The other day, Braveheart was running on some cable channel or another, and I watched the last ten minutes or so. At the end of the movie, Mel Gibson’s character screams out the word “freedom” as he is being tortured and summarily executed.
Less dramatically — but important to your bottom line — somewhere in your company, one of your managers could be the executioner in this scenario, and freedom of thought is dying on the table while gasping for air.
Companies that want to innovate must leave room for employees to cultivate innovative thoughts and ideas. In organizations that operate with typical management structures, however, the free flow of ideas might be suppressed by insecure bosses who fear being shown up or just fail to recognize innovative ideas when presented to them.
“If executives are serious about creating an environment that ensures that good ideas get the attention they deserve, they need to commit themselves to the principle that no single person in the organization should have the authority to kill a good idea or keep a bad idea alive,” says Rod Collins, director of innovation at Optimity Advisors and author of Wiki Management: A Revolutionary New Model for a Rapidly Changing and Collaborative World. “There are several processes that support this principle. One that is used by Google is the 20 percent rule, where the leaders at Google provide the opportunity for staffers to spend 20 percent of their time on their own initiatives and ideas, including working on ideas that may have been previously turned down by their managers.”
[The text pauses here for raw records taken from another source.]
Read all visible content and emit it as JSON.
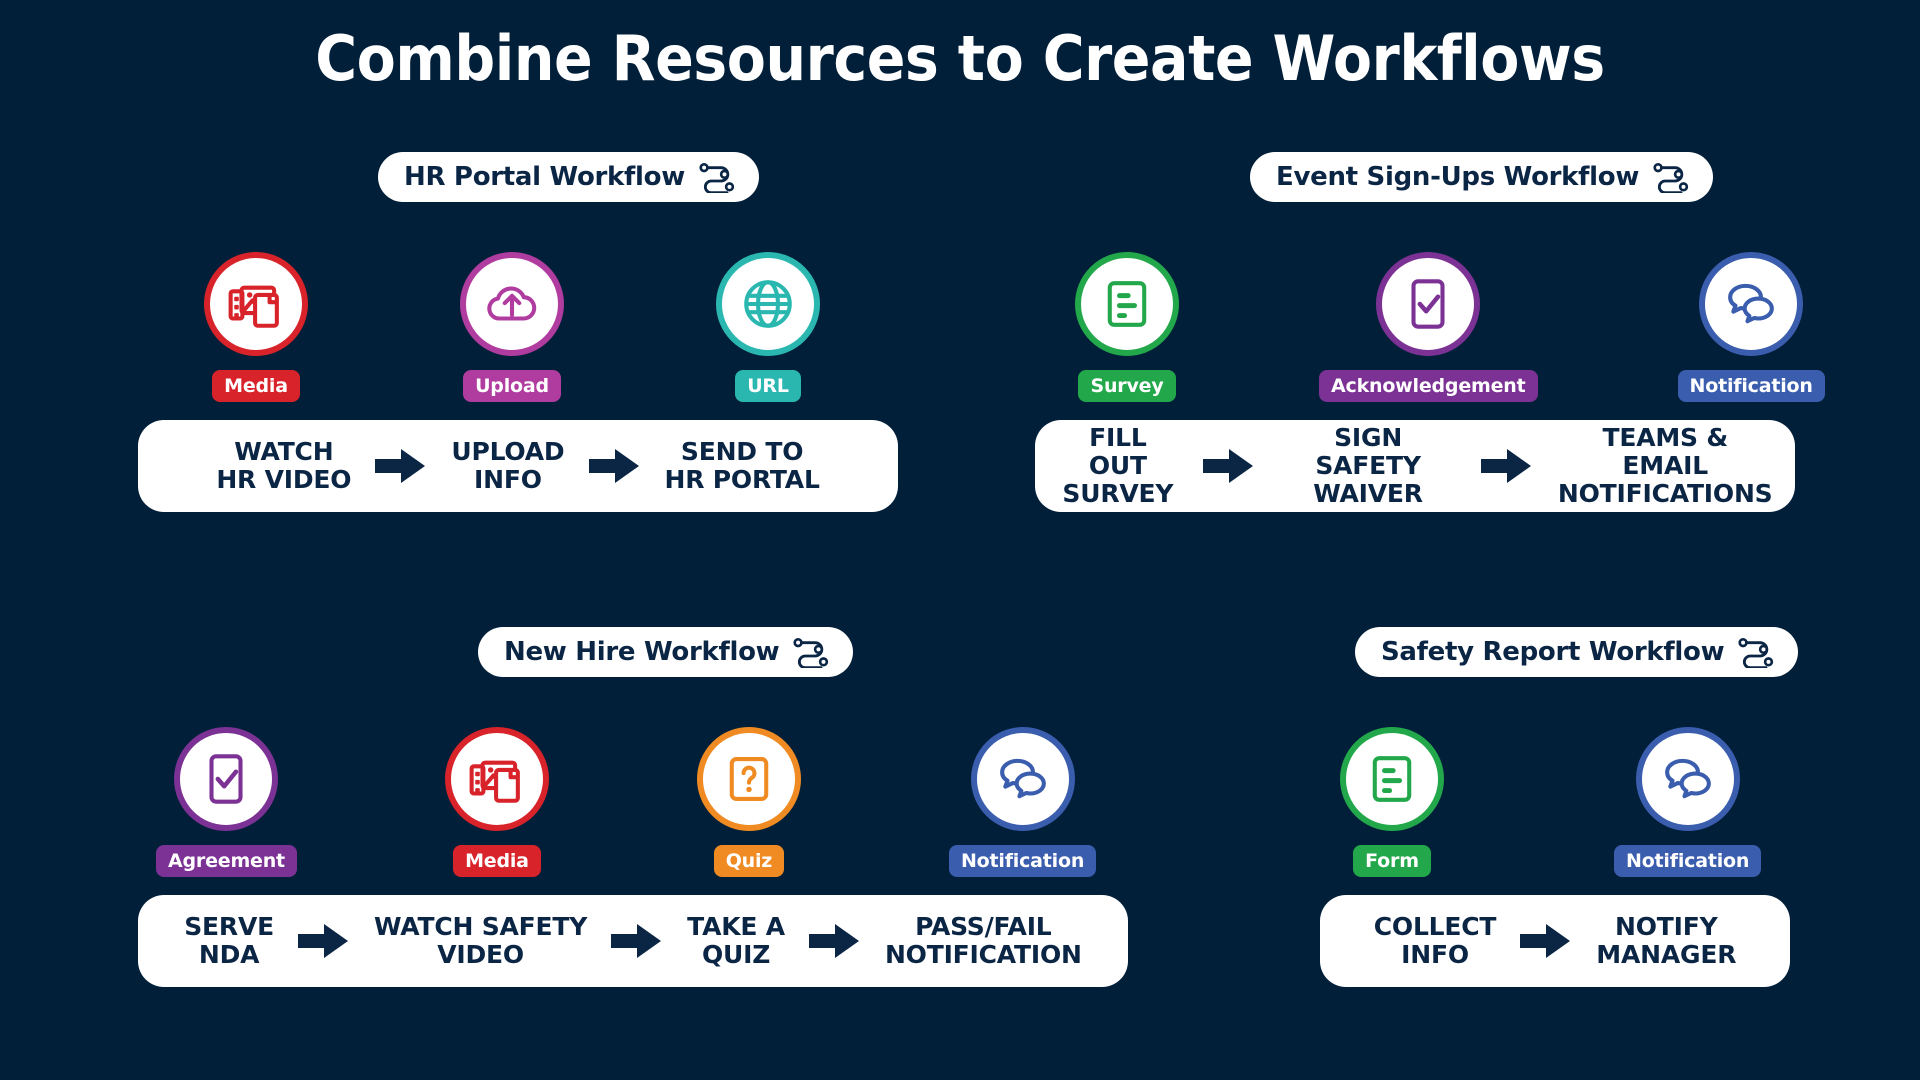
{
  "title": "Combine Resources to Create Workflows",
  "theme": {
    "background": "#011f39",
    "panel": "#ffffff",
    "text_dark": "#0b2545"
  },
  "workflows": [
    {
      "id": "hr-portal",
      "name": "HR Portal Workflow",
      "pill_icon": "workflow-node-icon",
      "nodes": [
        {
          "icon": "media-icon",
          "label": "Media",
          "color": "#d8232a"
        },
        {
          "icon": "upload-icon",
          "label": "Upload",
          "color": "#b03ca0"
        },
        {
          "icon": "url-icon",
          "label": "URL",
          "color": "#2ab7b0"
        }
      ],
      "steps": [
        "WATCH\nHR VIDEO",
        "UPLOAD\nINFO",
        "SEND TO\nHR PORTAL"
      ]
    },
    {
      "id": "event-sign-ups",
      "name": "Event Sign-Ups Workflow",
      "pill_icon": "workflow-node-icon",
      "nodes": [
        {
          "icon": "survey-icon",
          "label": "Survey",
          "color": "#22a84a"
        },
        {
          "icon": "acknowledgement-icon",
          "label": "Acknowledgement",
          "color": "#7b3294"
        },
        {
          "icon": "notification-icon",
          "label": "Notification",
          "color": "#3a5dae"
        }
      ],
      "steps": [
        "FILL OUT\nSURVEY",
        "SIGN SAFETY\nWAIVER",
        "TEAMS & EMAIL\nNOTIFICATIONS"
      ]
    },
    {
      "id": "new-hire",
      "name": "New Hire Workflow",
      "pill_icon": "workflow-node-icon",
      "nodes": [
        {
          "icon": "agreement-icon",
          "label": "Agreement",
          "color": "#7b3294"
        },
        {
          "icon": "media-icon",
          "label": "Media",
          "color": "#d8232a"
        },
        {
          "icon": "quiz-icon",
          "label": "Quiz",
          "color": "#ef8b22"
        },
        {
          "icon": "notification-icon",
          "label": "Notification",
          "color": "#3a5dae"
        }
      ],
      "steps": [
        "SERVE\nNDA",
        "WATCH SAFETY\nVIDEO",
        "TAKE A\nQUIZ",
        "PASS/FAIL\nNOTIFICATION"
      ]
    },
    {
      "id": "safety-report",
      "name": "Safety Report Workflow",
      "pill_icon": "workflow-node-icon",
      "nodes": [
        {
          "icon": "form-icon",
          "label": "Form",
          "color": "#22a84a"
        },
        {
          "icon": "notification-icon",
          "label": "Notification",
          "color": "#3a5dae"
        }
      ],
      "steps": [
        "COLLECT\nINFO",
        "NOTIFY\nMANAGER"
      ]
    }
  ]
}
Collins also notes that some organizations have their own form of Shark Tank-style process where small groups of employees can pitch their ideas to leadership.
“In this process, anyone is free to affiliate with anyone else into self-organized teams to develop and work on an idea, as long as they are getting their regular work done,” Collins explains. “Periodically, a session is held where these different self-organized teams are able to present their ideas directly to a decision-making group, which decides whether or not to accept the idea and provide funding for its development. This practice is powerful because it eliminates all the usual bureaucratic review steps that tend to stifle ideas by allowing these self-organized teams to take their ideas straight to the senior leaders.”
Sovereignty of the Supervisor
Distributed power structures are becoming more common as many companies now rely on team-oriented models to complete projects and meet goals. This is a positive change in Collins’s view.
“When a single person has the authority to effectively control a person’s employment at a company, I refer to that practice as the ‘sovereignty of the supervisor,’” he says.. “This kind of power is detrimental to companies because it promotes behavior that can actually harm the company. For example, if supervisors are more invested in their personal agendas than in the welfare of the company, their subordinates could become either captive or unwitting allies in internal turf wars that could harm the business.”
Consolidating power in individuals also tends to keep separate groups and departments in silos, which can be harmful for any business. Given that the actions of one team can affect the brand of the entire company, it’s important for the left hand to know what the right is doing.
“Companies can diminish or even eliminate supervisor sovereignty by incorporating into the performance evaluation process direct meaningful peer input that can’t be modified or edited by the supervisors,” Collins says. “This practice would send a clear message that it takes more than keeping your boss happy to succeed.”
Traditional work and management models operate on the assumption that workflow interruptions are bad, but that isn’t always the case. Innovation often comes in the form of ideas that might not appear at first glance to have the most positive impact on the bottom line.
“For example, when the creative engineers at Kodak invented the digital camera in the 1970s, it was clearly perceived as disruptive to the workflows and the productivity of a business whose revenues flowed from the sales of film,” Collins notes. “That’s why the innovation was shelved — and why decades later the Kodak business model would be decimated when Apple’s iPhone was first introduced. If Kodak had had more of an appetite for disruption, they would have had the opportunity to be the disruptors rather than the disrupted.”
However, Collins notes that companies cannot simply rush headlong into disruption, as that would cause undue chaos. Rather, he encourages “striking a balance between old models and new models” in order to manage disruption in a positive direction.
“Scott Anthony and his coauthors recommend an approach that they call dual transformation, which involves innovating current business models to incorporate new technologies and maintain existing revenue streams, while at the same time assigning a separate dedicated staff to creating new business models that will eventually become the revenue generators in transformed markets,” Collins says. “If Kodak had embraced dual transformation, they would have maintained their revenues from film for as long as film was viable, and perhaps they might have created the smartphone as the foundation for a new and more profitable business model.”
For multiple reasons — a changing world of work, the demands of new generations of workers, disruptive technologies, etc. — traditional work models have become less effective in recent years. To be innovative, companies must not only accept these changes, but encourage them. That’s how great ideas are born.
“If the most knowledgeable voices [in an organization] can be systematically silenced, the organization is, by design, embracing structured ignorance,” Collins says. “In order to avoid structured ignorance and sustain high performance, business leaders need to limit the authority of the bosses. If your organization has legions of supervisors — all of whom have the authority to silence their employees under the threat of termination for insubordination — then it’s probably just a matter of time before structured ignorance creates a difficult, and hopefully not fatal, business crisis.”